Under the plans, non-subscribers will be able to access three stories per day from across the outlet's range of content.
"We like the metered approach because it allows users to decide what they're interested in," said Denise Warren, executive vice-president of The New York Times's digital products and services group, speaking to Journalism.co.uk.
"We think that gives them more user choice and we wanted to restore the imbalance between the amount of free content that was available on the apps versus the amount of free content that's available on the web."
At present, users have unlimited access to the Top News section of the mobile app but cannot access content elsewhere. The new system will bring the model for accessing mobile content in line with the website, where non-subscribers can access ten articles a month.
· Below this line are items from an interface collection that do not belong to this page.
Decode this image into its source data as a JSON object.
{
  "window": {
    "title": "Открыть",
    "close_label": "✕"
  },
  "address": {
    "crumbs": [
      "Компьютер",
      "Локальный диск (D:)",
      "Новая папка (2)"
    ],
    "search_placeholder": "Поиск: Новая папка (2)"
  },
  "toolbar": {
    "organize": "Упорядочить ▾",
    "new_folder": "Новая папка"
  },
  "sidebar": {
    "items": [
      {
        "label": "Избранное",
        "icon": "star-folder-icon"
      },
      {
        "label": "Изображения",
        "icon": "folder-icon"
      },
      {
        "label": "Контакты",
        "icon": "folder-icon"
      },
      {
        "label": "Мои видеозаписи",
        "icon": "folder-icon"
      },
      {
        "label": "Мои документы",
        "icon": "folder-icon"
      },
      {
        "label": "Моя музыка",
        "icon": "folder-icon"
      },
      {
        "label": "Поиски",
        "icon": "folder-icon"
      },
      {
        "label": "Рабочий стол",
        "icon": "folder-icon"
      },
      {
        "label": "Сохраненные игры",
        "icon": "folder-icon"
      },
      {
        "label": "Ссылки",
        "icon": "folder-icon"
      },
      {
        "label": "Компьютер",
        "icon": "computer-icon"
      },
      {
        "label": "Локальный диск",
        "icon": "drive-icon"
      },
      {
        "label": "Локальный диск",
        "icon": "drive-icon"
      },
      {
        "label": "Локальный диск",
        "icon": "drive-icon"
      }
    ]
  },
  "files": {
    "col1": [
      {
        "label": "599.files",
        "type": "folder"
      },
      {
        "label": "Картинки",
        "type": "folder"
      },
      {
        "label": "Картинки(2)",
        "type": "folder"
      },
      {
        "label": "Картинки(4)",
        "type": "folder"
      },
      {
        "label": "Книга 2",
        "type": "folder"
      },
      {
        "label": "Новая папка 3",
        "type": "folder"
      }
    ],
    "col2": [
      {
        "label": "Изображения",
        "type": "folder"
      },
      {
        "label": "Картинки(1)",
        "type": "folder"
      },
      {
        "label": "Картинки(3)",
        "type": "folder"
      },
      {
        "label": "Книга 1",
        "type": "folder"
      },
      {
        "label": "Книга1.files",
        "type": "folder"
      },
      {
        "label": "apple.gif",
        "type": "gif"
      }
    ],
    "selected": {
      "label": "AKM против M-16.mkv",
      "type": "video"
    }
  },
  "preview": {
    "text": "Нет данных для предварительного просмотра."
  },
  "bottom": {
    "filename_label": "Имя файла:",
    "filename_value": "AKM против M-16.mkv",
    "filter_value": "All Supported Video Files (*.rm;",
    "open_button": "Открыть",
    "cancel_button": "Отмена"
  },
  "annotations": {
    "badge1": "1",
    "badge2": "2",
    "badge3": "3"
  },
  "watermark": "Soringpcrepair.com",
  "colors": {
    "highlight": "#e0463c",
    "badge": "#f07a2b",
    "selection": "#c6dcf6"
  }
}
All online video content will remain outside of the paywall.
"They can still scan the app and they can look at the headlines and the abstract to see what it is they're interested in reading," continued Warren. "There's no limitation on being able to scan for what they're interested in and then they can choose three that they're interested in reading."
The Times will be offering a free seven-day trial alongside the launch of the metered app, available through the latest version of the news app, which will offer users unrestricted access to content.
Warren said it was hoped that the free trial would bring more people to the app despite it already reaching "critical mass" having been downloaded 24.9 million times for smartphones and 8.3 million times on tablets.
In April, The New York Times announced a new growth strategy designed to explore other subscription models, although Warren said this announcement had been in the pipeline for some time.
"We always knew there was an inconsistency there that we wanted to address," she said, "and this really has been on our road map from our original plan."
It is a little over two years since the New York Times first introduced a paywall, a milestone Paul Smurl, general manager for core digital products, discussed with Journalism.co.uk in March.